The benefit analysis is used to analyse and evaluate the utility of products and services from the perspective of users or – where necessary – from the perspective of product policy. Users are predominantly private households and/or consumers, but may also be commercial users, the public administration or large organizations, such as churches.

Whereas benefit or utility is recorded and defined slightly above the functional unit or the functional equivalent in the case of a Life-Cycle Assessment, in PROSA benefit/utility is analysed more intensively because it ultimately determines consumers’ purchase and use decisions; furthermore, if higher social or ecological risks are involved, the assessment has to be reasoned and answered for in terms of product policy in view of relevant legislation (cf. also the socio-economic benefit analysis in the EU’s REACH initiative and Eco-Design Directive).

The benefit analysis is used to analyse – depending on the issue and with the help of consumer research (see below) – practical utility, symbolic utility and societal utility. The results will be quite different and will be assessed differently in different countries and target groups.

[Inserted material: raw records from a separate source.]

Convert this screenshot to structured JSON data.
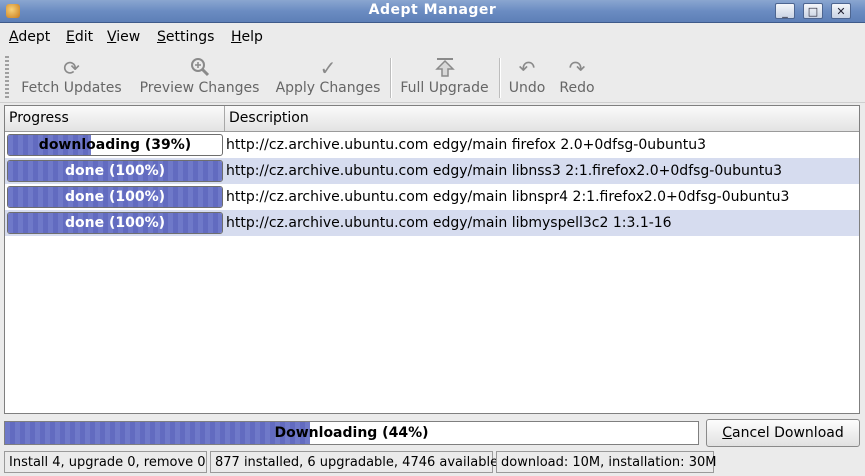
{
  "window": {
    "title": "Adept Manager",
    "buttons": [
      "_",
      "□",
      "✕"
    ]
  },
  "menu": [
    {
      "u": "A",
      "rest": "dept"
    },
    {
      "u": "E",
      "rest": "dit"
    },
    {
      "u": "V",
      "rest": "iew"
    },
    {
      "u": "S",
      "rest": "ettings"
    },
    {
      "u": "H",
      "rest": "elp"
    }
  ],
  "toolbar": {
    "fetch": "Fetch Updates",
    "preview": "Preview Changes",
    "apply": "Apply Changes",
    "upgrade": "Full Upgrade",
    "undo": "Undo",
    "redo": "Redo"
  },
  "icons": {
    "fetch": "refresh-icon",
    "preview": "zoom-icon",
    "apply": "checkmark-icon",
    "upgrade": "upgrade-arrow-icon",
    "undo": "undo-icon",
    "redo": "redo-icon"
  },
  "columns": {
    "progress": "Progress",
    "description": "Description"
  },
  "rows": [
    {
      "progress_text": "downloading (39%)",
      "progress": 39,
      "description": "http://cz.archive.ubuntu.com edgy/main firefox 2.0+0dfsg-0ubuntu3"
    },
    {
      "progress_text": "done (100%)",
      "progress": 100,
      "description": "http://cz.archive.ubuntu.com edgy/main libnss3 2:1.firefox2.0+0dfsg-0ubuntu3"
    },
    {
      "progress_text": "done (100%)",
      "progress": 100,
      "description": "http://cz.archive.ubuntu.com edgy/main libnspr4 2:1.firefox2.0+0dfsg-0ubuntu3"
    },
    {
      "progress_text": "done (100%)",
      "progress": 100,
      "description": "http://cz.archive.ubuntu.com edgy/main libmyspell3c2 1:3.1-16"
    }
  ],
  "overall": {
    "text": "Downloading (44%)",
    "progress": 44
  },
  "cancel": {
    "u": "C",
    "rest": "ancel Download"
  },
  "status": {
    "changes": "Install 4, upgrade 0, remove 0",
    "packages": "877 installed, 6 upgradable, 4746 available",
    "sizes": "download: 10M, installation: 30M"
  },
  "colors": {
    "progress_fill": "#6f79c9",
    "alt_row": "#d6dcef",
    "titlebar": "#6b8cc2"
  }
}
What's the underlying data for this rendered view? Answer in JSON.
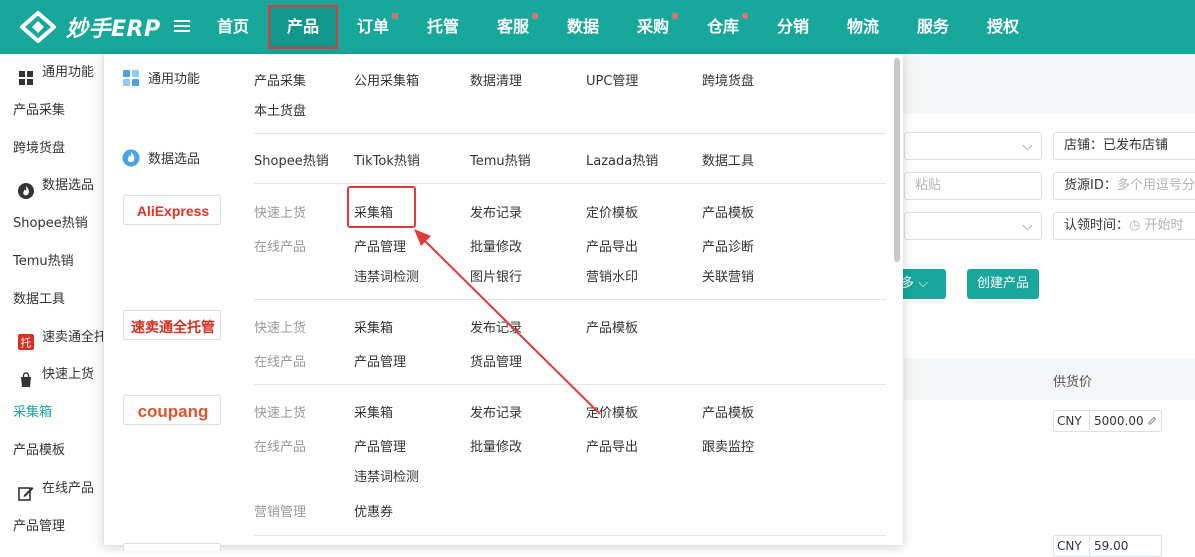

This should be taken into account when defining the scope of the study.


Utility types and usefullness of results